Barnes was a 28-year-old outfielder with under a year of service time when the Rockies acquired him prior to the 2014 season. Both of those descriptors provide a good idea of the player the Rockies got. From the beginning of 2014 until his release in September 2016, Barnes provided some exciting moments with the Rockies, especially from the inside-the-park home run department. But ultimately, all he added to the Rockies was a bunch of tattoos. He hit .249/.295/.376 in 286 games, good for a 72 OPS+. Barnes’s rWAR in his three years with the team amounted to -0.3.
Lyles came to the Rockies a 23-year-old starting pitcher with three 377 innings of major-league experience under his belt. Lyles had a good first season with the Rockies, posting a 4.33 ERA and a 98 ERA+. But that was his peak. He never captured the unrealistic potential ascribed to a player who debuted in the majors at 20-years-old, nor did he even obtain the realistic potential of a reliable fifth starter. In all, Lyles threw 281 innings for the Rockies, including 37 starts. He posted a 5.22 ERA, a 4.49 FIP, an 88 ERA+, and 0.2 rWAR.
The Rockies didn’t get anything for Barnes, but they might trade Lyles in the coming week. If so, then the Fowler trade tree will continue. For now, however, the Rockies’ total value in return for Fowler is -0.1 rWAR.
Did anybody win the trade?
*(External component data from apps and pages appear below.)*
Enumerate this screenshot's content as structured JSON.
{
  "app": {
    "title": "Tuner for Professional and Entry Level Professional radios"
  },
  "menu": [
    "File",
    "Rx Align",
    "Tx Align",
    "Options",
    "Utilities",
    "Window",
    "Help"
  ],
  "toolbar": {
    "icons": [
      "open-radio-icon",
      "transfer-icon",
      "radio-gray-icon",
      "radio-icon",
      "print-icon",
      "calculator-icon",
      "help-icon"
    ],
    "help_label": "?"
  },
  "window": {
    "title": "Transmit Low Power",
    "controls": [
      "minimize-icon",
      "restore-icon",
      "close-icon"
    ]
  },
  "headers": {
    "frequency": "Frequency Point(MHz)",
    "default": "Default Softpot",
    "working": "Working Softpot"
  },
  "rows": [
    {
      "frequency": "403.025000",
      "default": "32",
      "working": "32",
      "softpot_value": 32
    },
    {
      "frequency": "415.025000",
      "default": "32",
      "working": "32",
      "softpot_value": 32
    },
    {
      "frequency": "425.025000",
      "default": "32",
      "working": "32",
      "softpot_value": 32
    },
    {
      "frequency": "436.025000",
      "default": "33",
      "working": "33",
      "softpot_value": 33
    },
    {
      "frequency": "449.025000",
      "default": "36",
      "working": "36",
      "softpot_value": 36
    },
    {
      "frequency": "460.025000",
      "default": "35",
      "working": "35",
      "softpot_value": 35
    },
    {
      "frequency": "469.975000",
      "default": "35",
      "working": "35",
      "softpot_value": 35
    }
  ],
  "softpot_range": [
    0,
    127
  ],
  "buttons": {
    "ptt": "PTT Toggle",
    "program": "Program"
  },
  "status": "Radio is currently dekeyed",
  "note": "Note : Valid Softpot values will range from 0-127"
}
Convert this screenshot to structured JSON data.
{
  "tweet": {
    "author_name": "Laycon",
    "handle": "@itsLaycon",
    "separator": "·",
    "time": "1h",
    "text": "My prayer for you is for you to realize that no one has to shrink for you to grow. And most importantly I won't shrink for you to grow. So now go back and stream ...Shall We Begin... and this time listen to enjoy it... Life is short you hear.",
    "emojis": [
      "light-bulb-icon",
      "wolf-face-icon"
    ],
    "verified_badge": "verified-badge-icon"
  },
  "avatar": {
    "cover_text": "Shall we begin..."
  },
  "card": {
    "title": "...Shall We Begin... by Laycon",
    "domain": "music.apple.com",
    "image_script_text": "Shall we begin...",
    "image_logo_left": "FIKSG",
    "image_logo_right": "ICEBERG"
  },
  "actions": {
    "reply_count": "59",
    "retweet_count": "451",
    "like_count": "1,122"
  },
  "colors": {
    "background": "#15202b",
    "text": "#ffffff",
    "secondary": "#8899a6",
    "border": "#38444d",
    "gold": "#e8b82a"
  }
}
“Who won the trade?” is a deceptive question. First, trades aren’t zero sum. It’s possible for there to be anywhere from zero to two winners. Maybe nobody wins; maybe they both win. If the question is simply asking “who got the best player?” then this trade was an obvious winner for the Astros. Fowler in one season with Houston was worth more rWAR than the roughly six total seasons Barnes and Lyles spent with the Rockies. The question also deceives because it focuses too much on the players exchanged. The Astros were able to flip Fowler for additional value, for instance.
But the Rockies benefited from the trade, too. The benefit is just less obvious. The trade was so lampooned at the time because the Rockies traded a proven 28-year-old centerfielder, Fowler, so that they could install an unproven 27-year-old in center field—Charlie Blackmon. The Rockies were clearly uninterested in keeping Fowler around beyond his arbitration years, and Blackmon had played well enough in limited playing time from 2011 to 2013.
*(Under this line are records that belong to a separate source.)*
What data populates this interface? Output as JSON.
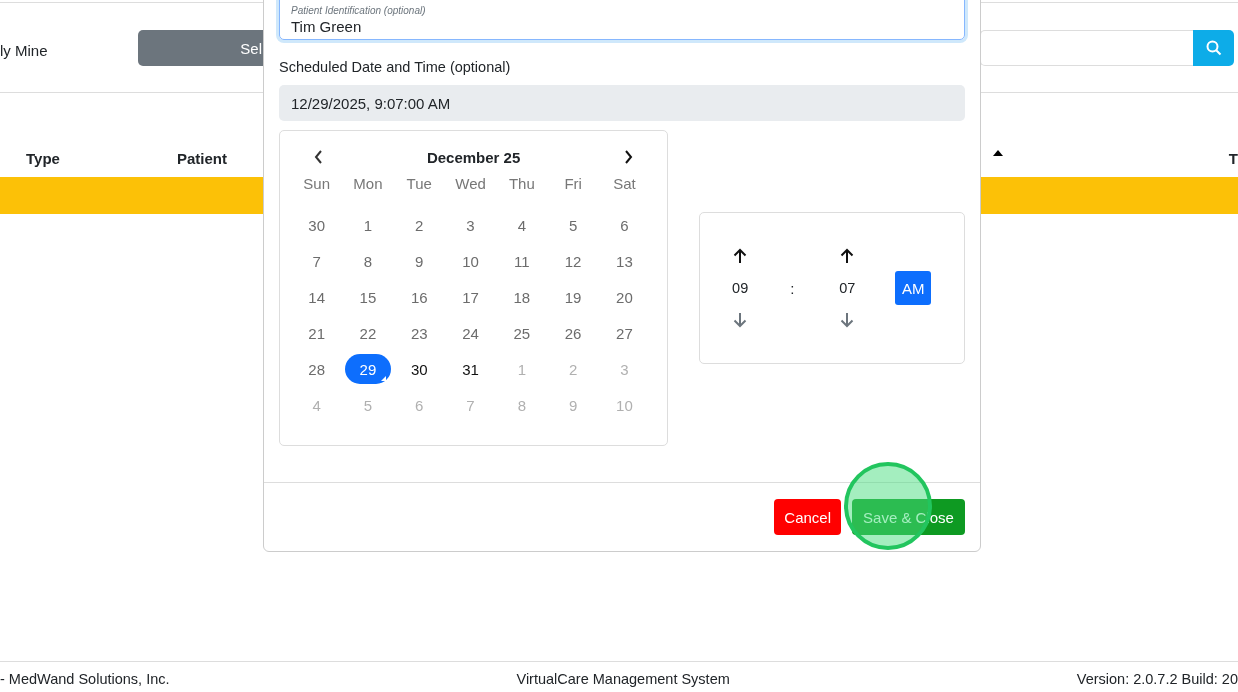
{
  "filter_bar": {
    "scope_label": "ly Mine",
    "select_button": "Sel"
  },
  "table": {
    "columns": [
      {
        "label": "Type"
      },
      {
        "label": "Patient"
      },
      {
        "label": "T"
      }
    ],
    "sort": {
      "column_sorted": true
    },
    "rows": [
      {
        "kind": "highlighted"
      }
    ]
  },
  "dialog": {
    "patient_field": {
      "label": "Patient Identification (optional)",
      "value": "Tim Green",
      "focused": true
    },
    "date_label": "Scheduled Date and Time (optional)",
    "date_value": "12/29/2025, 9:07:00 AM",
    "calendar": {
      "title": "December 25",
      "weekdays": [
        "Sun",
        "Mon",
        "Tue",
        "Wed",
        "Thu",
        "Fri",
        "Sat"
      ],
      "days": [
        {
          "label": "30",
          "kind": "past",
          "selected": false
        },
        {
          "label": "1",
          "kind": "past",
          "selected": false
        },
        {
          "label": "2",
          "kind": "past",
          "selected": false
        },
        {
          "label": "3",
          "kind": "past",
          "selected": false
        },
        {
          "label": "4",
          "kind": "past",
          "selected": false
        },
        {
          "label": "5",
          "kind": "past",
          "selected": false
        },
        {
          "label": "6",
          "kind": "past",
          "selected": false
        },
        {
          "label": "7",
          "kind": "past",
          "selected": false
        },
        {
          "label": "8",
          "kind": "past",
          "selected": false
        },
        {
          "label": "9",
          "kind": "past",
          "selected": false
        },
        {
          "label": "10",
          "kind": "past",
          "selected": false
        },
        {
          "label": "11",
          "kind": "past",
          "selected": false
        },
        {
          "label": "12",
          "kind": "past",
          "selected": false
        },
        {
          "label": "13",
          "kind": "past",
          "selected": false
        },
        {
          "label": "14",
          "kind": "past",
          "selected": false
        },
        {
          "label": "15",
          "kind": "past",
          "selected": false
        },
        {
          "label": "16",
          "kind": "past",
          "selected": false
        },
        {
          "label": "17",
          "kind": "past",
          "selected": false
        },
        {
          "label": "18",
          "kind": "past",
          "selected": false
        },
        {
          "label": "19",
          "kind": "past",
          "selected": false
        },
        {
          "label": "20",
          "kind": "past",
          "selected": false
        },
        {
          "label": "21",
          "kind": "past",
          "selected": false
        },
        {
          "label": "22",
          "kind": "past",
          "selected": false
        },
        {
          "label": "23",
          "kind": "past",
          "selected": false
        },
        {
          "label": "24",
          "kind": "past",
          "selected": false
        },
        {
          "label": "25",
          "kind": "past",
          "selected": false
        },
        {
          "label": "26",
          "kind": "past",
          "selected": false
        },
        {
          "label": "27",
          "kind": "past",
          "selected": false
        },
        {
          "label": "28",
          "kind": "past",
          "selected": false
        },
        {
          "label": "29",
          "kind": "current",
          "selected": true
        },
        {
          "label": "30",
          "kind": "current",
          "selected": false
        },
        {
          "label": "31",
          "kind": "current",
          "selected": false
        },
        {
          "label": "1",
          "kind": "outside",
          "selected": false
        },
        {
          "label": "2",
          "kind": "outside",
          "selected": false
        },
        {
          "label": "3",
          "kind": "outside",
          "selected": false
        },
        {
          "label": "4",
          "kind": "outside",
          "selected": false
        },
        {
          "label": "5",
          "kind": "outside",
          "selected": false
        },
        {
          "label": "6",
          "kind": "outside",
          "selected": false
        },
        {
          "label": "7",
          "kind": "outside",
          "selected": false
        },
        {
          "label": "8",
          "kind": "outside",
          "selected": false
        },
        {
          "label": "9",
          "kind": "outside",
          "selected": false
        },
        {
          "label": "10",
          "kind": "outside",
          "selected": false
        }
      ]
    },
    "time": {
      "hours": "09",
      "separator": ":",
      "minutes": "07",
      "period": "AM"
    },
    "buttons": [
      {
        "label": "Cancel",
        "kind": "danger"
      },
      {
        "label": "Save & Close",
        "kind": "success",
        "clicked": true
      }
    ]
  },
  "footer": {
    "left": "- MedWand Solutions, Inc.",
    "center": "VirtualCare Management System",
    "right": "Version: 2.0.7.2 Build: 20"
  }
}
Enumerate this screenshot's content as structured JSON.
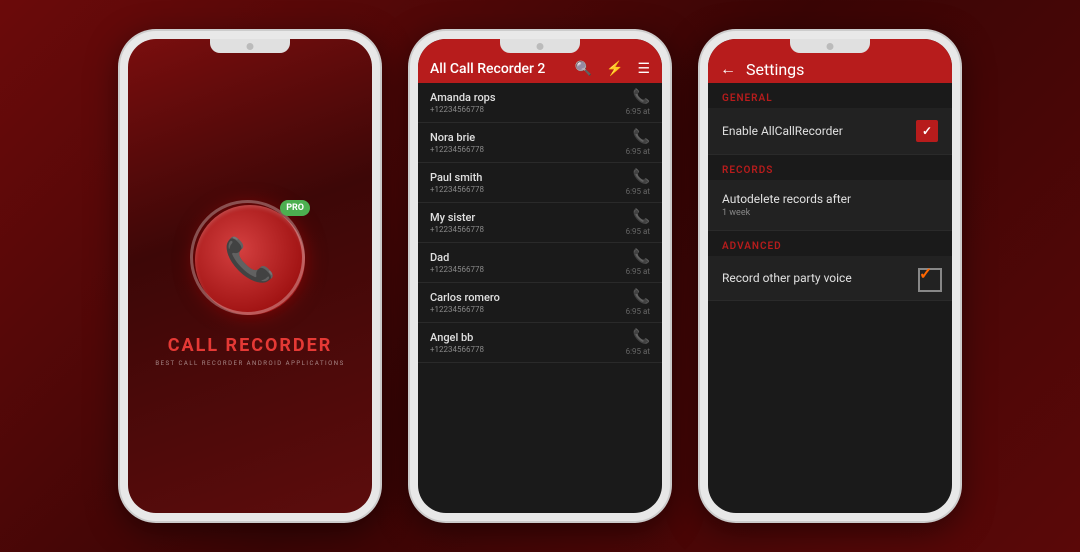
{
  "background": {
    "color": "#5a0808"
  },
  "phone1": {
    "logo": {
      "pro_badge": "PRO",
      "phone_symbol": "📞"
    },
    "app_name_part1": "CALL",
    "app_name_highlight": " RECORDER",
    "subtitle": "BEST CALL RECORDER ANDROID APPLICATIONS"
  },
  "phone2": {
    "appbar": {
      "title": "All Call Recorder 2",
      "icons": [
        "search",
        "flash",
        "menu"
      ]
    },
    "calls": [
      {
        "name": "Amanda rops",
        "number": "+12234566778",
        "time": "6:95 at",
        "type": "incoming"
      },
      {
        "name": "Nora brie",
        "number": "+12234566778",
        "time": "6:95 at",
        "type": "outgoing"
      },
      {
        "name": "Paul smith",
        "number": "+12234566778",
        "time": "6:95 at",
        "type": "incoming"
      },
      {
        "name": "My sister",
        "number": "+12234566778",
        "time": "6:95 at",
        "type": "outgoing"
      },
      {
        "name": "Dad",
        "number": "+12234566778",
        "time": "6:95 at",
        "type": "incoming"
      },
      {
        "name": "Carlos romero",
        "number": "+12234566778",
        "time": "6:95 at",
        "type": "outgoing"
      },
      {
        "name": "Angel bb",
        "number": "+12234566778",
        "time": "6:95 at",
        "type": "incoming"
      }
    ]
  },
  "phone3": {
    "appbar": {
      "back_label": "←",
      "title": "Settings"
    },
    "sections": [
      {
        "header": "GENERAL",
        "items": [
          {
            "label": "Enable AllCallRecorder",
            "subtext": "",
            "checked": true
          }
        ]
      },
      {
        "header": "RECORDS",
        "items": [
          {
            "label": "Autodelete records after",
            "subtext": "1 week",
            "checked": false
          }
        ]
      },
      {
        "header": "ADVANCED",
        "items": [
          {
            "label": "Record other party voice",
            "subtext": "",
            "checked": true
          }
        ]
      }
    ]
  }
}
In fact, Blackmon played about as well as Fowler in 2014 and 2015, the final two years the Rockies would have controlled Fowler. Blackmon has blown up over the past two years though, and he’s become one of the premier center fielders in baseball. Nobody expected that to happen—and that could very well include the Rockies’ front office. But giving Blackmon the space to grow almost certainly led to him becoming the player he is right now. That was made possible by the Dexter Fowler trade.
With three and a half years of hindsight and the trade tree close to closing, it’s clear that the Rockies executed good process in trading Fowler, as did the Astros, given where they were at the time. But the move is still ripe for criticism. Even though it looks like the Rockies were right to trade Fowler when they did, the return was poor.
The Rockies lost the direct outcome of the trade. Twitter search “Jordan Lyles” to see evidence of that. But the indirect results come out in the Rockies favor. Proof of that will be found when Blackmon receives a handful of MVP votes this offseason. The Rockies lost the trade. The Rockies won the trade. Trade season is as good of a time as any to remember the complex nature of these transactions.